*Task requirements*
Leaving every image behind, reproduce the records word for word.

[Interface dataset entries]
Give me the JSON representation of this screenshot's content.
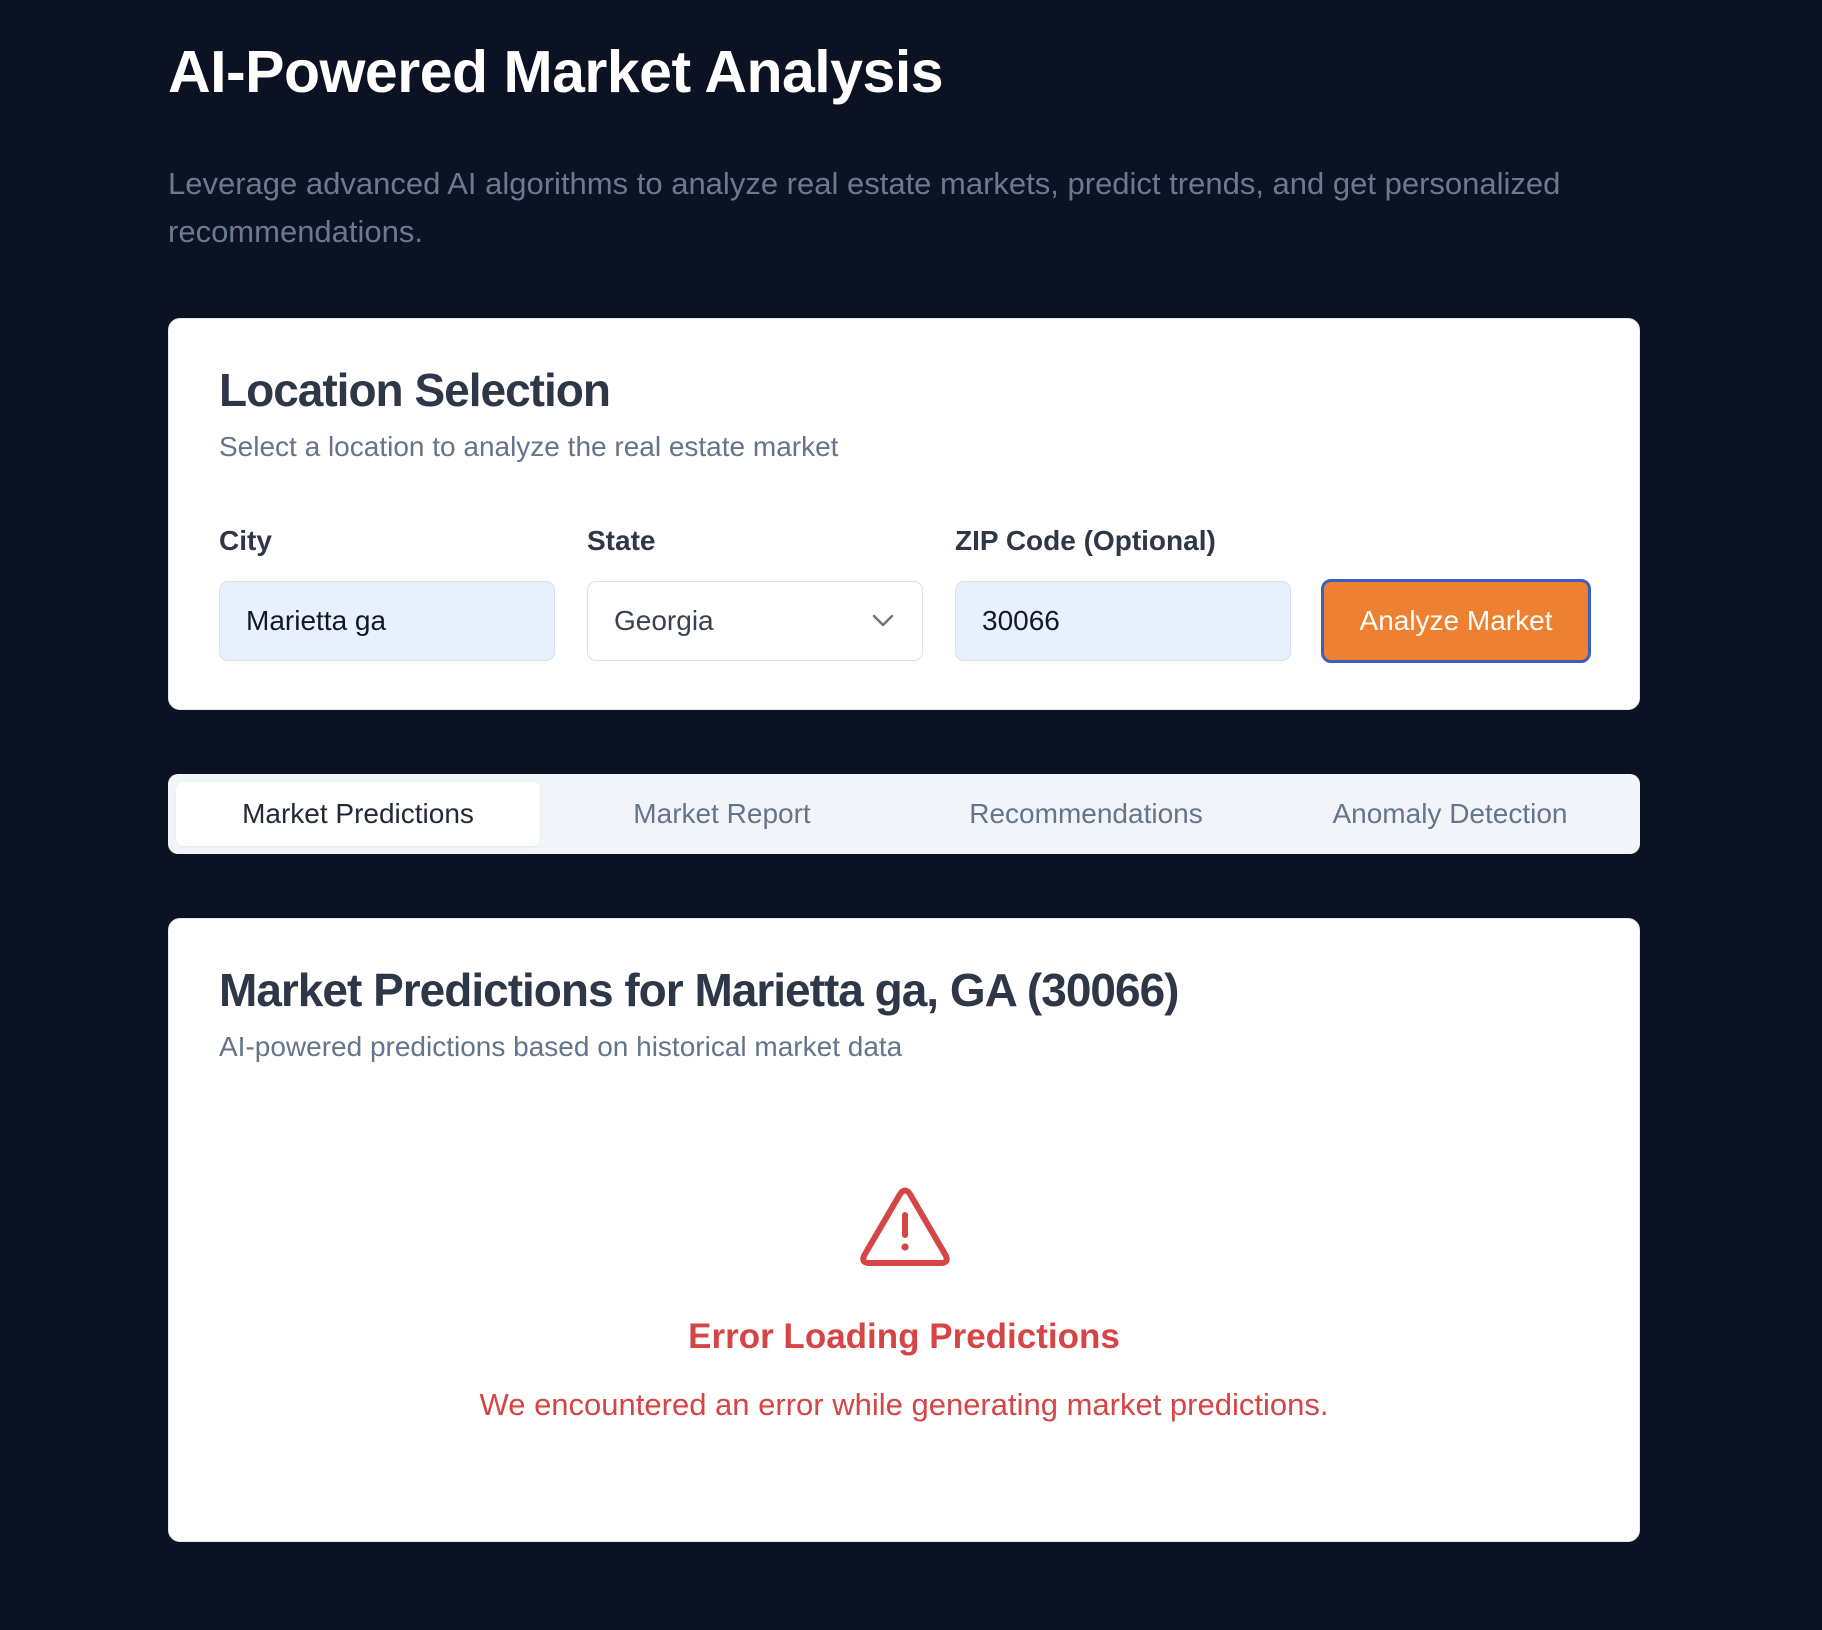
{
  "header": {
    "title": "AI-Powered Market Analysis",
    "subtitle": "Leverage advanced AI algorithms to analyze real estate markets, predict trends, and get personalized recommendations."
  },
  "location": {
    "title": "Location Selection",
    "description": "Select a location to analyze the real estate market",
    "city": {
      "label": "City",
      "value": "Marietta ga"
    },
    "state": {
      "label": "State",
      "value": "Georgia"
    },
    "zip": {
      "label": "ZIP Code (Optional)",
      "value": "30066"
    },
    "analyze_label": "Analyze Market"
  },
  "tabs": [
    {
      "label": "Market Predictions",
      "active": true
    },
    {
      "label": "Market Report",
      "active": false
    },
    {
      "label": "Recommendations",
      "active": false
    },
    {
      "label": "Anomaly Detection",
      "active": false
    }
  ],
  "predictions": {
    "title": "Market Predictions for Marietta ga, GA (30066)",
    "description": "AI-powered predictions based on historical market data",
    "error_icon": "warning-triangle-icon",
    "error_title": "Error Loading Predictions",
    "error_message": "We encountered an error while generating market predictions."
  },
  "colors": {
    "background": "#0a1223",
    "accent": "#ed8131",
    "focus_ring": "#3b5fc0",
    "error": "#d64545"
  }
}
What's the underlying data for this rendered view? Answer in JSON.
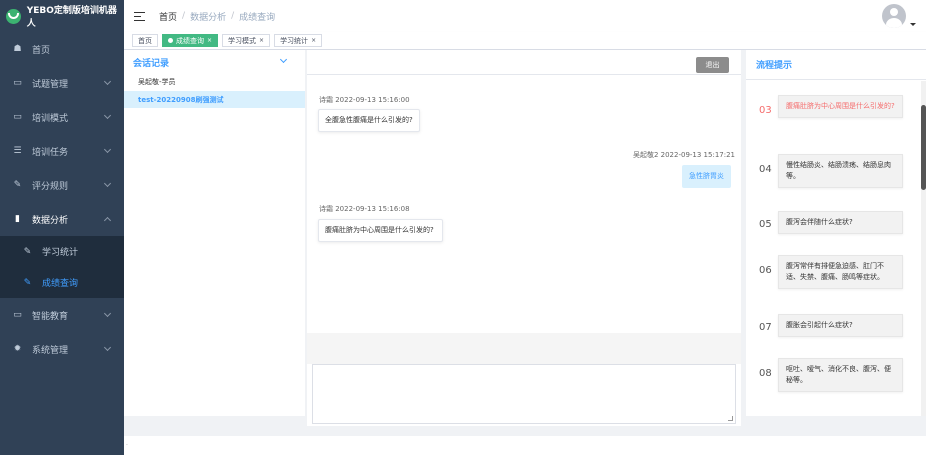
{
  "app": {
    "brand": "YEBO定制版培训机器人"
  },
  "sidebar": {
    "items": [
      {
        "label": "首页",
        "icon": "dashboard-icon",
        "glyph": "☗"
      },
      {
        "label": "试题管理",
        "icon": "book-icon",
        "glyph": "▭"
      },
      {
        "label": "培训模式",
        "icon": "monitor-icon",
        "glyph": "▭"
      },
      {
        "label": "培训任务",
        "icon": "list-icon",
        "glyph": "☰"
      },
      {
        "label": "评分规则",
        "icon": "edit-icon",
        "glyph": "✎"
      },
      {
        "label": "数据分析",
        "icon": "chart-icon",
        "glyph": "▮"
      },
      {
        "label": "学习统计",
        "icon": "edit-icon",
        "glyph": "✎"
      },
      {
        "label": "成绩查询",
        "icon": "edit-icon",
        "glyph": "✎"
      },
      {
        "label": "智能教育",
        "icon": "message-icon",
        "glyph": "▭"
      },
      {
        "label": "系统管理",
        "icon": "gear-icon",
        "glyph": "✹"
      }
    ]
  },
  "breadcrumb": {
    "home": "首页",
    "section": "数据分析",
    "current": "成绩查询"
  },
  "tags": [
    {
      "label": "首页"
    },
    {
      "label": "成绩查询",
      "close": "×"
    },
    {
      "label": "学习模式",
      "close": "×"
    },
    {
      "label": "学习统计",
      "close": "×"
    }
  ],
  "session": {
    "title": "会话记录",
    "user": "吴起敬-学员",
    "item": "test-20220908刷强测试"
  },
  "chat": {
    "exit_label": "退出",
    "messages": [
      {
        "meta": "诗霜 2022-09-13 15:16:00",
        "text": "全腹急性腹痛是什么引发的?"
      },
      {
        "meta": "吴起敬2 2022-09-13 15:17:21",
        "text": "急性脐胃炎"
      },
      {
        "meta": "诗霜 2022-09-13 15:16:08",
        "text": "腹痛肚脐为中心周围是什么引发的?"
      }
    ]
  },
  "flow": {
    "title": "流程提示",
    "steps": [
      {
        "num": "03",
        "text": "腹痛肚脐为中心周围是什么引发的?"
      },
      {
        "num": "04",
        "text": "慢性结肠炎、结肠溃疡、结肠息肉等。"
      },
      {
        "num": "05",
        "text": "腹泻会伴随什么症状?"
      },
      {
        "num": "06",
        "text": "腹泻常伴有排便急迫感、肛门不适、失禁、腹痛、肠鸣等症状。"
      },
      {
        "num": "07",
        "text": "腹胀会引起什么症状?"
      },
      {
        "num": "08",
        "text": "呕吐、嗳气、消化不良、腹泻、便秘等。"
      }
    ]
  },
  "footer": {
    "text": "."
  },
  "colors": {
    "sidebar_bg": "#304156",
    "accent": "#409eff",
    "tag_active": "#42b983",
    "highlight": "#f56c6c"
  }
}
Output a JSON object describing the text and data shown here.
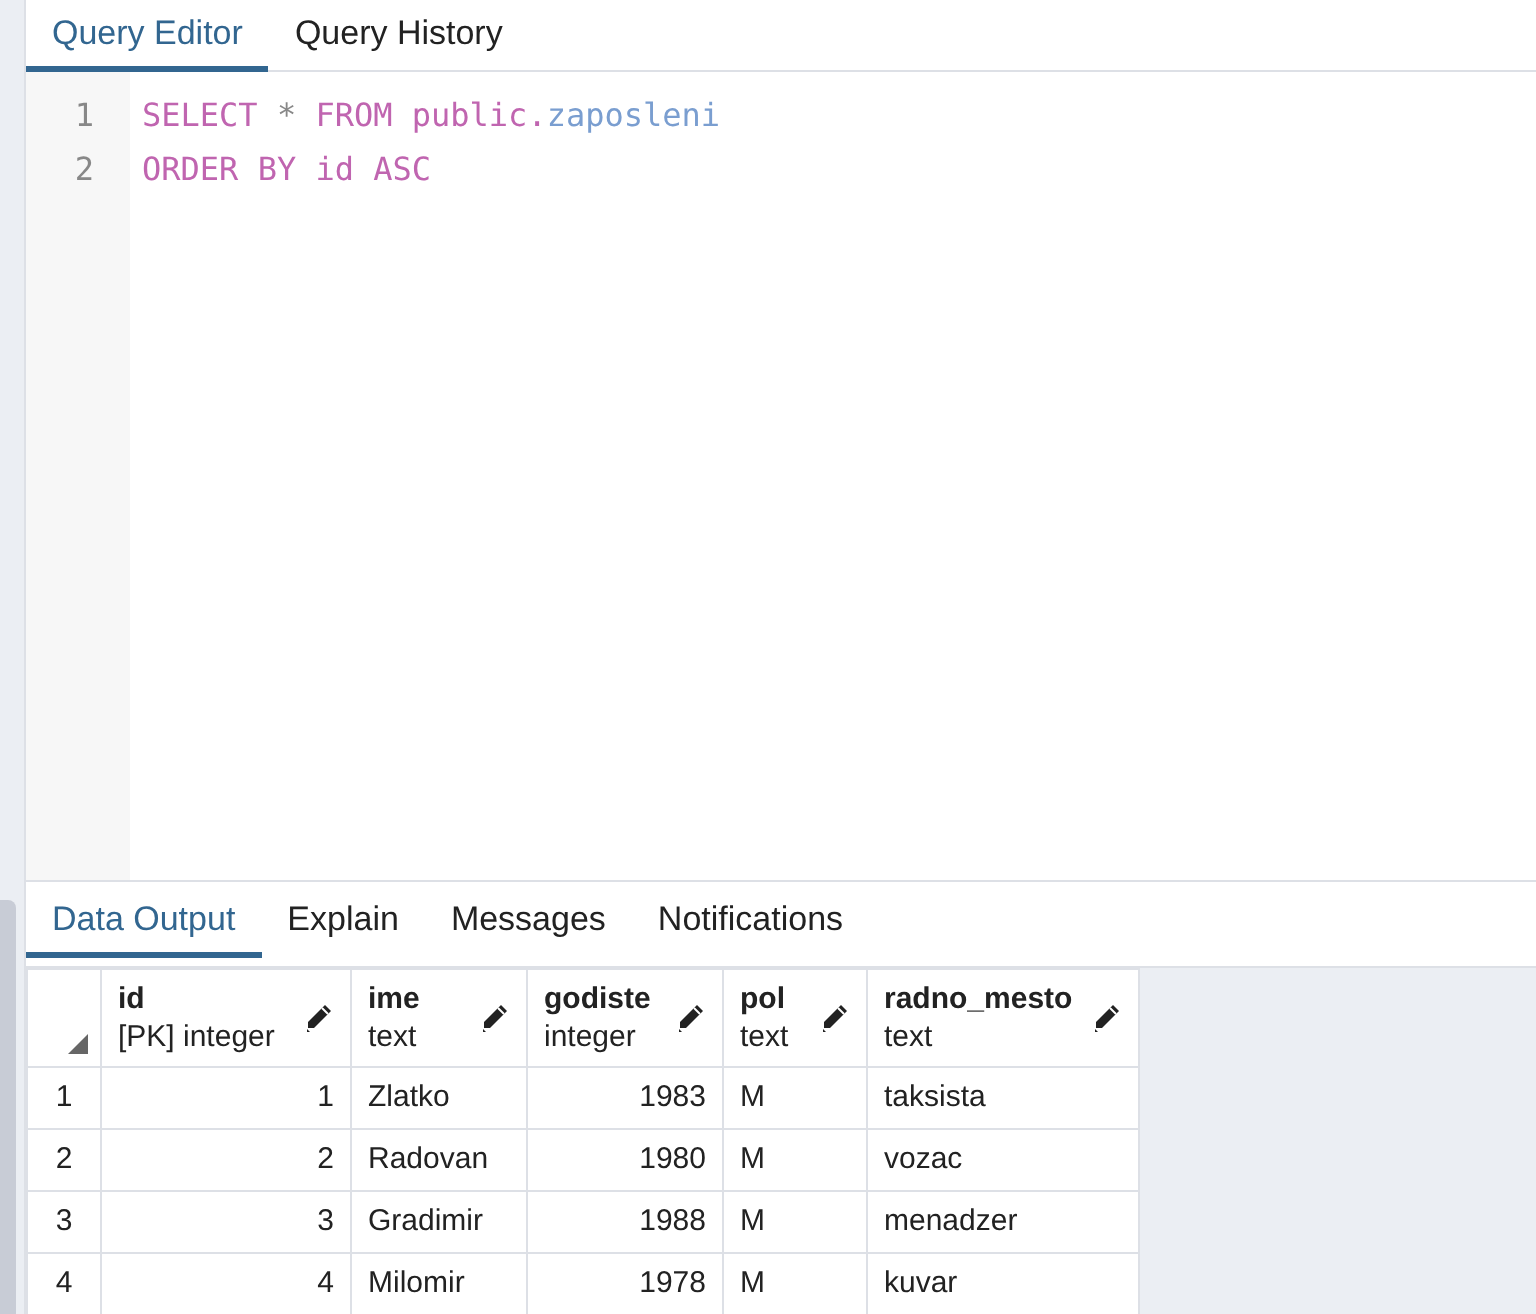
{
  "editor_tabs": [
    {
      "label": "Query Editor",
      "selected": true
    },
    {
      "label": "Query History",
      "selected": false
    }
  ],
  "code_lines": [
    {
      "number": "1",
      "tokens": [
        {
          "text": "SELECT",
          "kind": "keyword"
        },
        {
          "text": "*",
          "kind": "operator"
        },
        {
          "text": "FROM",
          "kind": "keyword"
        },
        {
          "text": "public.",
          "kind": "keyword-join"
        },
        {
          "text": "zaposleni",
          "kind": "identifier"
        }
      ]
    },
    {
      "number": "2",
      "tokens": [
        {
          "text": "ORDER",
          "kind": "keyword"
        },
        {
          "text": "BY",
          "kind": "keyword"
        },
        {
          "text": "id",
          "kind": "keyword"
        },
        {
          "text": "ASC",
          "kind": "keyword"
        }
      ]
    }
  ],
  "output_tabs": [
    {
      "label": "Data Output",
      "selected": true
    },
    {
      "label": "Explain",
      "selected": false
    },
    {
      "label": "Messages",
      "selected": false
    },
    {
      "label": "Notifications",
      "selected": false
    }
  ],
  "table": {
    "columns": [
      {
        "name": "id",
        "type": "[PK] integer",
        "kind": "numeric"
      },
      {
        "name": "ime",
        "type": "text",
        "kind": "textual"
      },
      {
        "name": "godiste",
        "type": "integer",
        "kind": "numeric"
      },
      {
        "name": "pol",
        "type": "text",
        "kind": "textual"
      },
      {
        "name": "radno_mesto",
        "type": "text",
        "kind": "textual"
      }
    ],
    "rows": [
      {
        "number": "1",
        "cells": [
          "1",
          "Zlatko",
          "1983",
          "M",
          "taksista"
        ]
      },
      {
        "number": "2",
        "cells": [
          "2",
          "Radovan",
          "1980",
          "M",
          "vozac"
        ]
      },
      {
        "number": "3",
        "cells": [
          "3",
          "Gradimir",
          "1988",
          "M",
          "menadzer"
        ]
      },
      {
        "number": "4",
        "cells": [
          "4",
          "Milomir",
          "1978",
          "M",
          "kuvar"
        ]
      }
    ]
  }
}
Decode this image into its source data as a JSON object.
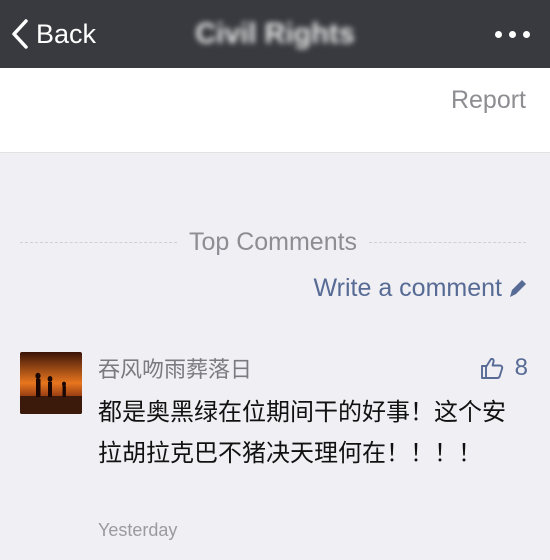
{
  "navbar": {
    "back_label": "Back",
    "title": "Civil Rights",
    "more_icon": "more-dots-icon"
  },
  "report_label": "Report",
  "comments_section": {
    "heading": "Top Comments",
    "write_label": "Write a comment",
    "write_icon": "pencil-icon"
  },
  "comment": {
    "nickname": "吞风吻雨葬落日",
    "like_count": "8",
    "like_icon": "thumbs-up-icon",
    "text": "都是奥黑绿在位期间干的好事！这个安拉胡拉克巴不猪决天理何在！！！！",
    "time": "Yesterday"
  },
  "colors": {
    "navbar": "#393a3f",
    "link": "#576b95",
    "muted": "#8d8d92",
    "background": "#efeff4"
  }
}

*Response box*
Give me the JSON representation of this screenshot's content.
{
  "header": {
    "title": "AI-Powered Market Analysis",
    "subtitle": "Leverage advanced AI algorithms to analyze real estate markets, predict trends, and get personalized recommendations."
  },
  "location": {
    "title": "Location Selection",
    "description": "Select a location to analyze the real estate market",
    "city": {
      "label": "City",
      "value": "Marietta ga"
    },
    "state": {
      "label": "State",
      "value": "Georgia"
    },
    "zip": {
      "label": "ZIP Code (Optional)",
      "value": "30066"
    },
    "analyze_label": "Analyze Market"
  },
  "tabs": [
    {
      "label": "Market Predictions",
      "active": true
    },
    {
      "label": "Market Report",
      "active": false
    },
    {
      "label": "Recommendations",
      "active": false
    },
    {
      "label": "Anomaly Detection",
      "active": false
    }
  ],
  "predictions": {
    "title": "Market Predictions for Marietta ga, GA (30066)",
    "description": "AI-powered predictions based on historical market data",
    "error_icon": "warning-triangle-icon",
    "error_title": "Error Loading Predictions",
    "error_message": "We encountered an error while generating market predictions."
  },
  "colors": {
    "background": "#0a1223",
    "accent": "#ed8131",
    "focus_ring": "#3b5fc0",
    "error": "#d64545"
  }
}
What's the underlying data for this rendered view? Answer in JSON.
{
  "app": {
    "brand": "YEBO定制版培训机器人"
  },
  "sidebar": {
    "items": [
      {
        "label": "首页",
        "icon": "dashboard-icon",
        "glyph": "☗"
      },
      {
        "label": "试题管理",
        "icon": "book-icon",
        "glyph": "▭"
      },
      {
        "label": "培训模式",
        "icon": "monitor-icon",
        "glyph": "▭"
      },
      {
        "label": "培训任务",
        "icon": "list-icon",
        "glyph": "☰"
      },
      {
        "label": "评分规则",
        "icon": "edit-icon",
        "glyph": "✎"
      },
      {
        "label": "数据分析",
        "icon": "chart-icon",
        "glyph": "▮"
      },
      {
        "label": "学习统计",
        "icon": "edit-icon",
        "glyph": "✎"
      },
      {
        "label": "成绩查询",
        "icon": "edit-icon",
        "glyph": "✎"
      },
      {
        "label": "智能教育",
        "icon": "message-icon",
        "glyph": "▭"
      },
      {
        "label": "系统管理",
        "icon": "gear-icon",
        "glyph": "✹"
      }
    ]
  },
  "breadcrumb": {
    "home": "首页",
    "section": "数据分析",
    "current": "成绩查询"
  },
  "tags": [
    {
      "label": "首页"
    },
    {
      "label": "成绩查询",
      "close": "×"
    },
    {
      "label": "学习模式",
      "close": "×"
    },
    {
      "label": "学习统计",
      "close": "×"
    }
  ],
  "session": {
    "title": "会话记录",
    "user": "吴起敬-学员",
    "item": "test-20220908刷强测试"
  },
  "chat": {
    "exit_label": "退出",
    "messages": [
      {
        "meta": "诗霜 2022-09-13 15:16:00",
        "text": "全腹急性腹痛是什么引发的?"
      },
      {
        "meta": "吴起敬2 2022-09-13 15:17:21",
        "text": "急性脐胃炎"
      },
      {
        "meta": "诗霜 2022-09-13 15:16:08",
        "text": "腹痛肚脐为中心周围是什么引发的?"
      }
    ]
  },
  "flow": {
    "title": "流程提示",
    "steps": [
      {
        "num": "03",
        "text": "腹痛肚脐为中心周围是什么引发的?"
      },
      {
        "num": "04",
        "text": "慢性结肠炎、结肠溃疡、结肠息肉等。"
      },
      {
        "num": "05",
        "text": "腹泻会伴随什么症状?"
      },
      {
        "num": "06",
        "text": "腹泻常伴有排便急迫感、肛门不适、失禁、腹痛、肠鸣等症状。"
      },
      {
        "num": "07",
        "text": "腹胀会引起什么症状?"
      },
      {
        "num": "08",
        "text": "呕吐、嗳气、消化不良、腹泻、便秘等。"
      }
    ]
  },
  "footer": {
    "text": "."
  },
  "colors": {
    "sidebar_bg": "#304156",
    "accent": "#409eff",
    "tag_active": "#42b983",
    "highlight": "#f56c6c"
  }
}
Output a JSON object describing the text and data shown here.
{
  "editor_tabs": [
    {
      "label": "Query Editor",
      "selected": true
    },
    {
      "label": "Query History",
      "selected": false
    }
  ],
  "code_lines": [
    {
      "number": "1",
      "tokens": [
        {
          "text": "SELECT",
          "kind": "keyword"
        },
        {
          "text": "*",
          "kind": "operator"
        },
        {
          "text": "FROM",
          "kind": "keyword"
        },
        {
          "text": "public.",
          "kind": "keyword-join"
        },
        {
          "text": "zaposleni",
          "kind": "identifier"
        }
      ]
    },
    {
      "number": "2",
      "tokens": [
        {
          "text": "ORDER",
          "kind": "keyword"
        },
        {
          "text": "BY",
          "kind": "keyword"
        },
        {
          "text": "id",
          "kind": "keyword"
        },
        {
          "text": "ASC",
          "kind": "keyword"
        }
      ]
    }
  ],
  "output_tabs": [
    {
      "label": "Data Output",
      "selected": true
    },
    {
      "label": "Explain",
      "selected": false
    },
    {
      "label": "Messages",
      "selected": false
    },
    {
      "label": "Notifications",
      "selected": false
    }
  ],
  "table": {
    "columns": [
      {
        "name": "id",
        "type": "[PK] integer",
        "kind": "numeric"
      },
      {
        "name": "ime",
        "type": "text",
        "kind": "textual"
      },
      {
        "name": "godiste",
        "type": "integer",
        "kind": "numeric"
      },
      {
        "name": "pol",
        "type": "text",
        "kind": "textual"
      },
      {
        "name": "radno_mesto",
        "type": "text",
        "kind": "textual"
      }
    ],
    "rows": [
      {
        "number": "1",
        "cells": [
          "1",
          "Zlatko",
          "1983",
          "M",
          "taksista"
        ]
      },
      {
        "number": "2",
        "cells": [
          "2",
          "Radovan",
          "1980",
          "M",
          "vozac"
        ]
      },
      {
        "number": "3",
        "cells": [
          "3",
          "Gradimir",
          "1988",
          "M",
          "menadzer"
        ]
      },
      {
        "number": "4",
        "cells": [
          "4",
          "Milomir",
          "1978",
          "M",
          "kuvar"
        ]
      }
    ]
  }
}
Decode this image into its source data as a JSON object.
{
  "navbar": {
    "back_label": "Back",
    "title": "Civil Rights",
    "more_icon": "more-dots-icon"
  },
  "report_label": "Report",
  "comments_section": {
    "heading": "Top Comments",
    "write_label": "Write a comment",
    "write_icon": "pencil-icon"
  },
  "comment": {
    "nickname": "吞风吻雨葬落日",
    "like_count": "8",
    "like_icon": "thumbs-up-icon",
    "text": "都是奥黑绿在位期间干的好事！这个安拉胡拉克巴不猪决天理何在！！！！",
    "time": "Yesterday"
  },
  "colors": {
    "navbar": "#393a3f",
    "link": "#576b95",
    "muted": "#8d8d92",
    "background": "#efeff4"
  }
}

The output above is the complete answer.